• [Task directions] Search the records for the string "title" and return each line that has it.

Extracted entries: Begin

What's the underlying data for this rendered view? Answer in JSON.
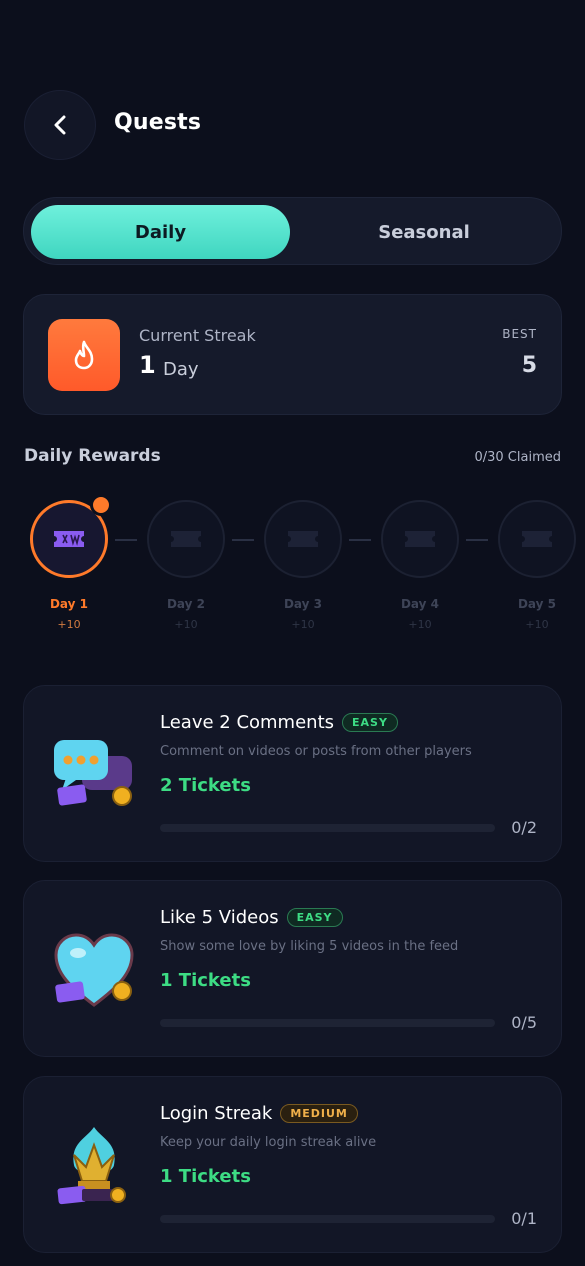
{
  "header": {
    "title": "Quests"
  },
  "tabs": [
    {
      "label": "Daily",
      "active": true
    },
    {
      "label": "Seasonal",
      "active": false
    }
  ],
  "streak": {
    "label": "Current Streak",
    "value": "1",
    "unit": "Day",
    "best_label": "BEST",
    "best_value": "5",
    "icon": "flame-icon",
    "color": "#ff6a30"
  },
  "rewards": {
    "title": "Daily Rewards",
    "claimed": "0/30 Claimed",
    "days": [
      {
        "label": "Day 1",
        "reward": "+10",
        "active": true
      },
      {
        "label": "Day 2",
        "reward": "+10",
        "active": false
      },
      {
        "label": "Day 3",
        "reward": "+10",
        "active": false
      },
      {
        "label": "Day 4",
        "reward": "+10",
        "active": false
      },
      {
        "label": "Day 5",
        "reward": "+10",
        "active": false
      }
    ],
    "icon": "ticket-icon",
    "accent": "#ff7a2a"
  },
  "quests": [
    {
      "title": "Leave 2 Comments",
      "difficulty": "EASY",
      "description": "Comment on videos or posts from other players",
      "reward": "2 Tickets",
      "progress": "0/2",
      "progress_fraction": 0,
      "icon": "chat-bubble-icon"
    },
    {
      "title": "Like 5 Videos",
      "difficulty": "EASY",
      "description": "Show some love by liking 5 videos in the feed",
      "reward": "1 Tickets",
      "progress": "0/5",
      "progress_fraction": 0,
      "icon": "heart-icon"
    },
    {
      "title": "Login Streak",
      "difficulty": "MEDIUM",
      "description": "Keep your daily login streak alive",
      "reward": "1 Tickets",
      "progress": "0/1",
      "progress_fraction": 0,
      "icon": "crown-flame-icon"
    }
  ],
  "colors": {
    "background": "#0c0f1c",
    "active_tab": "#4fe3cc",
    "reward_green": "#3ddc84",
    "easy": "#3ddc84",
    "medium": "#f0b04a"
  }
}
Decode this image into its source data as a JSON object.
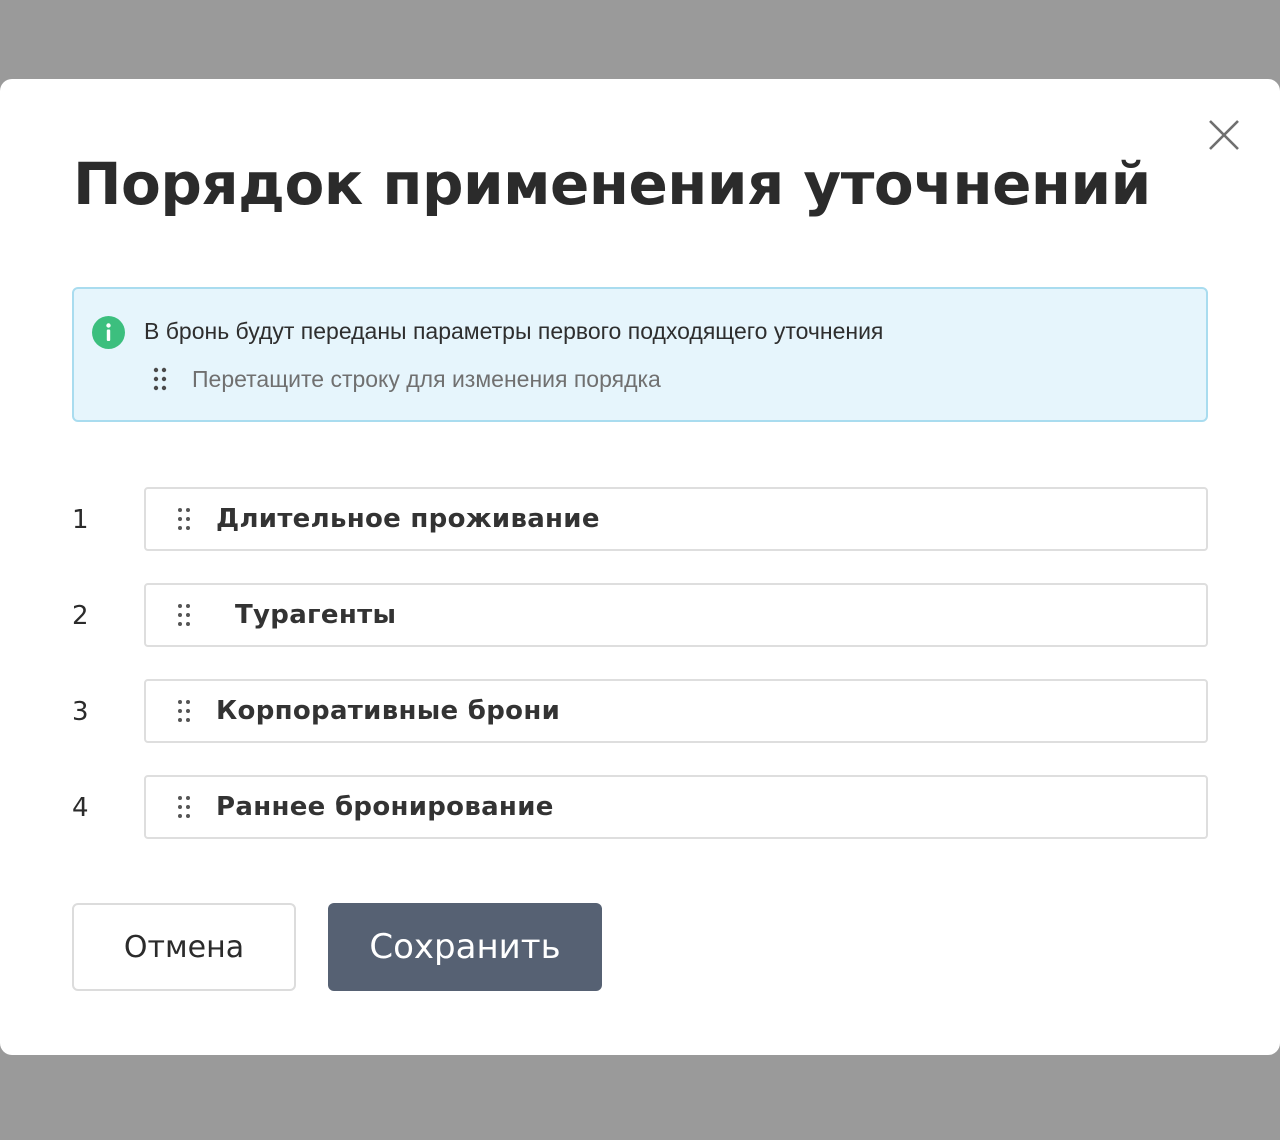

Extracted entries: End

• [Reply]
    "title": "Quests"
    "title": "Daily Rewards",
      "title": "Leave 2 Comments",
      "title": "Like 5 Videos",
      "title": "Login Streak",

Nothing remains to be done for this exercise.